More people are working from home than ever , but all the comforts of home don’t always make for a comfortable working environment.
Companies will often invest hundreds of dollars per employee to create an ergonomic work space that improves working conditions. A wooden kitchen chair doesn’t offer the same lumbar support office chairs do.
Dr. Nick Smith, a chiropractor with Elevation Spine & Wellness warns if people are not careful, bad working posture can have health consequences like neck and back pain.
“It’s going to creep up on you and by the time you feel it you’ve already done some damage to your posture and to your neck muscles,” explained Smith. “The old cliche, an ounce of prevention is worth a pound of cure, could not be more true with occupational injury.”
The first thing people want to do is designate an area in their home as their work space. Rooms with natural light that is not glaring are ideal, as poorly lit areas can contribute to eye strain and headaches.
Feet should be flat on the floor, and hips, knees and elbows should be at 90 degrees. Pillows can be used for seat and lumbar support, and a rolled up towel works for wrist resting.
The computer monitor or the laptop should have top of the screen level or just below the eye line.
“The biggest thing I do when I go to government offices is I say, ‘Hey let’s go raid the supply closet,’ and I’ll pull out reams of paper, books, boxes or foam blocks,” said Smith. “Anything that you can find, it doesn’t really matter, but you’ve got to get these things up. I recommend with laptops that people get a separate keyboard to plug in so that the screen can be raised, or plug in the laptop to a raised monitor.”
People should also be taking regular breaks, as sitting for long periods of time can negatively impact your health.
“We recommend people take time every 30 to 40 minutes to stand up, stretch and walk around a little bit,” said occupational therapy specialist Christel Harrison, with St. Peter’s Health . “Keep a normal routine which does mean take your 15 minute break in the morning. Do take your lunch hour away from your work area so that you’re moving around and not in one static position for any long period of time.”
Extended time in the home can lead to extra weight gain.
Food should be left in the kitchen to prevent over snacking, and people need to make sure they’re staying properly hydrated.
It’s recommended that people get at least 150 minutes of moderate intensity exercise a week.
Jumping rope, lunges, planking, jumping jacks and dancing can all be done at home.
There have also been a rise of YouTube and social media workouts being posted due to the COVID-19 stay at home order.
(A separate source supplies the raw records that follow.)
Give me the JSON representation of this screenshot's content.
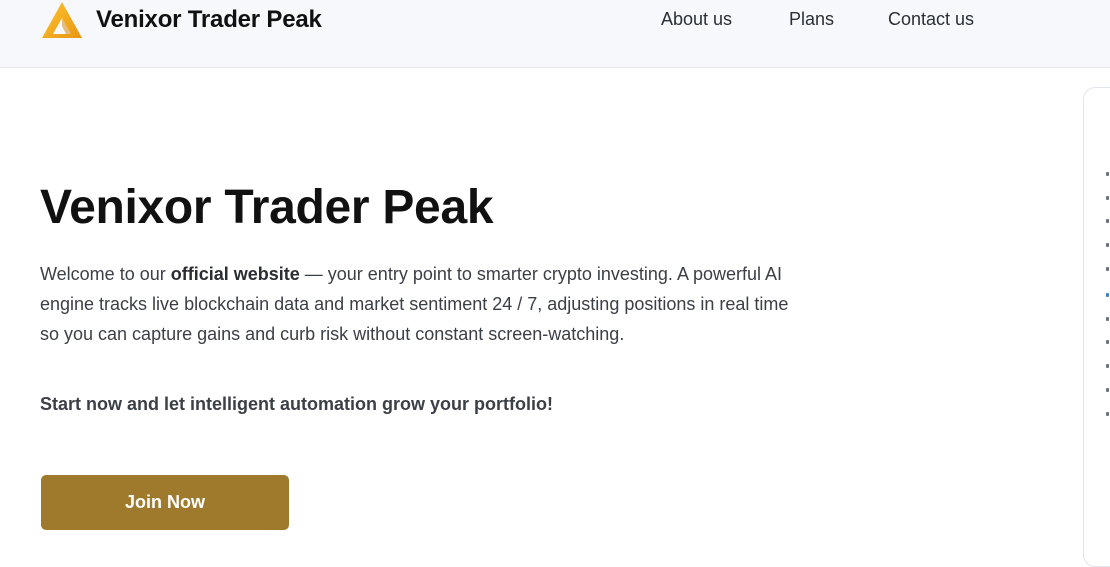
{
  "header": {
    "brand_name": "Venixor Trader Peak",
    "nav": [
      {
        "label": "About us"
      },
      {
        "label": "Plans"
      },
      {
        "label": "Contact us"
      }
    ]
  },
  "hero": {
    "title": "Venixor Trader Peak",
    "intro_before": "Welcome to our ",
    "intro_bold": "official website",
    "intro_after": " — your entry point to smarter crypto investing. A powerful AI engine tracks live blockchain data and market sentiment 24 / 7, adjusting positions in real time so you can capture gains and curb risk without constant screen-watching.",
    "cta_text": "Start now and let intelligent automation grow your portfolio!",
    "button_label": "Join Now"
  },
  "colors": {
    "accent": "#a07a2c",
    "logo_gold": "#f2a81d",
    "header_bg": "#f6f8fb"
  },
  "icons": {
    "logo": "triangle-logo-icon"
  }
}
However, spending all day inside can also lead to vitamin D deficiency which has been linked to depression and loss of bone density.
“One of the best exercises people can do right now is walking,” said Harrison. “It’s low impact, you don’t need any equipment and we do encourage you to try walking outside. Either in your garden, backyard, around your house, up and down some stairs if you have them to help get that exercise, fresh air and sunshine.”
People who are recreating outside are asked to follow social distancing guidelines. Make sure to stay at least 6 feet apart and don’t gather in groups larger than 10 people.
Both Elevation Spine and Wellness and St. Peter’s Health Occupational therapy are still seeing patients at this time, and can assist patients over the phone to see if an in person visit is needed.